I don’t recommend that approach, because a well-structured paragraph or two can often convey a tone, mood, or insight that just doesn’t translate to a list of bullet points.
Here’s an example of a buyer persona that your team can use:
Shannon is a sales and account manager for Sunshine Inc., a window washing service. She knows her way around filing and computation, but right now the company runs on an email system. Agents in the field show up with paper invoices, fill them out, take a photo of them with their smartphones and send them in.
Thatʼs a lot of emails.
Shannon really wants a solution that allows each user to self-serve. Sheʼd like administrator access and the ability to assign each user profile to a specific team leader so that she knows where the invoices are coming from and how to track them.
Sheʼs okay with cloud integrations beyond the service and also plans to cache her files offline. Though she loves to hit the beach on the weekend, Shannon knows that sales is an “always-on” career. She wants to be able to take her work with her so that she can access client accounts in a hurry, even when she’s away from the desk.
You get the idea. This target persona hits on all the key points that a sales or marketing team might need. It highlights a problem that the company can help to resolve and gives the reader insights into why key features might be extremely valuable to this kind of persona.

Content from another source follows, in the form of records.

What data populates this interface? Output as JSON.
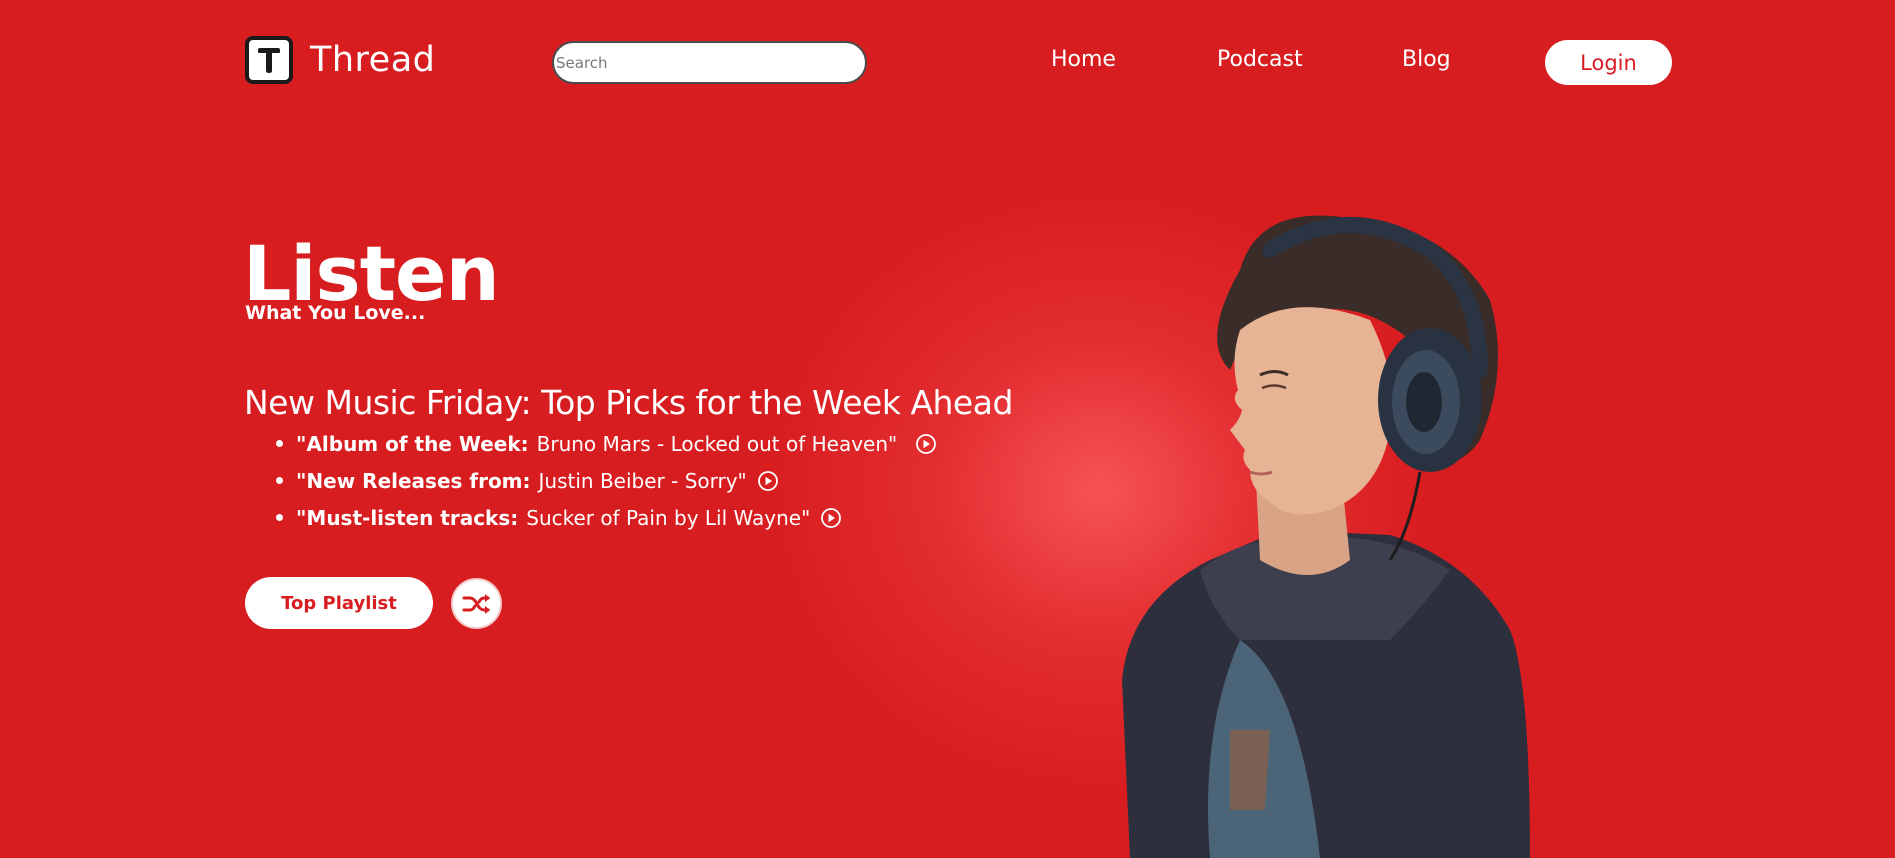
{
  "brand": {
    "name": "Thread",
    "logo_letter": "T",
    "accent_color": "#d81d20"
  },
  "search": {
    "placeholder": "Search",
    "icon": "none"
  },
  "nav": {
    "items": [
      "Home",
      "Podcast",
      "Blog"
    ],
    "login_label": "Login"
  },
  "hero": {
    "title": "Listen",
    "subtitle": "What You Love...",
    "headline": "New Music Friday: Top Picks for the Week Ahead",
    "picks": [
      {
        "label": "\"Album of the Week:",
        "text": "Bruno Mars - Locked out of Heaven\"",
        "icon": "play-circle-icon"
      },
      {
        "label": "\"New Releases from:",
        "text": "Justin Beiber - Sorry\"",
        "icon": "play-circle-icon"
      },
      {
        "label": "\"Must-listen tracks:",
        "text": "Sucker of Pain by Lil Wayne\"",
        "icon": "play-circle-icon"
      }
    ],
    "playlist_button": "Top Playlist",
    "shuffle_icon": "shuffle-icon"
  },
  "image": {
    "subject": "woman-with-headphones-illustration"
  }
}
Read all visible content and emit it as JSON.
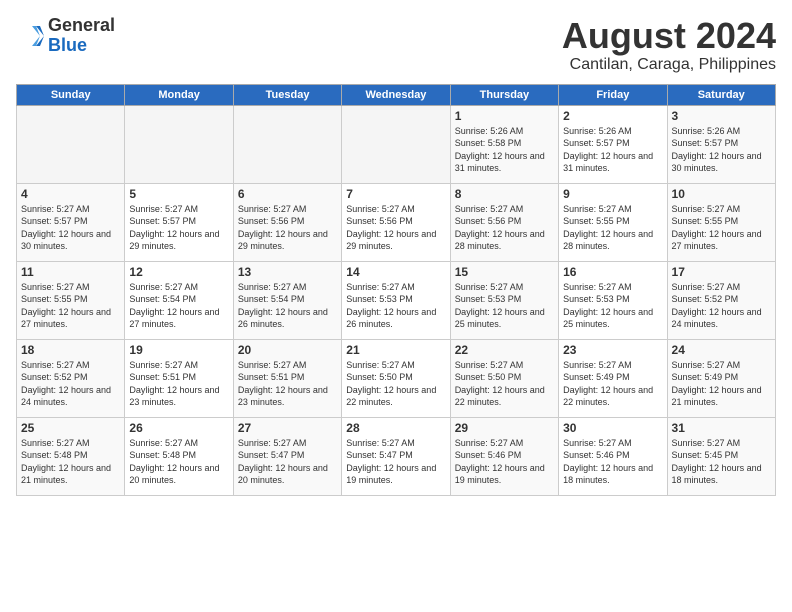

Use generalized representations like this to talk about your target buyer and to get their story out to your team in a more accessible way. Done right, a user persona can be an effective and useful tool for content and sales teams throughout your organization.
In the past, I’ve touched on how you can use storytelling tricks like story angles to transform your content. In a nutshell, the idea behind a concept like that is to funnel an idea directly toward a target audience.
When you’re building buyer personas, you’re doing something similar, but with people rather than ideas.
It’s not uncommon for a business to serve multiple needs, but even if your business only does one thing, that one service might mean different things to different people. That’s why it’s beneficial to create multiple personas for your organization.
This is a process that happens pretty naturally. As you define one target persona, you’ll find that some of the clients you want to work with don’t align with the demographic info that you’re using to create your buyer profile.
Don’t scrap that excess information! Set it off to the side and create a new persona when you’re done with the first. The distinct personas you create will help you segment and retarget your audience in new and interesting ways.
That’s one reason that this exercise is so valuable, and why you should get started on it today.
If you need help building a target persona, or if you’ve successfully created one and need content to help you connect with your target audience, don’t hesitate to reach out.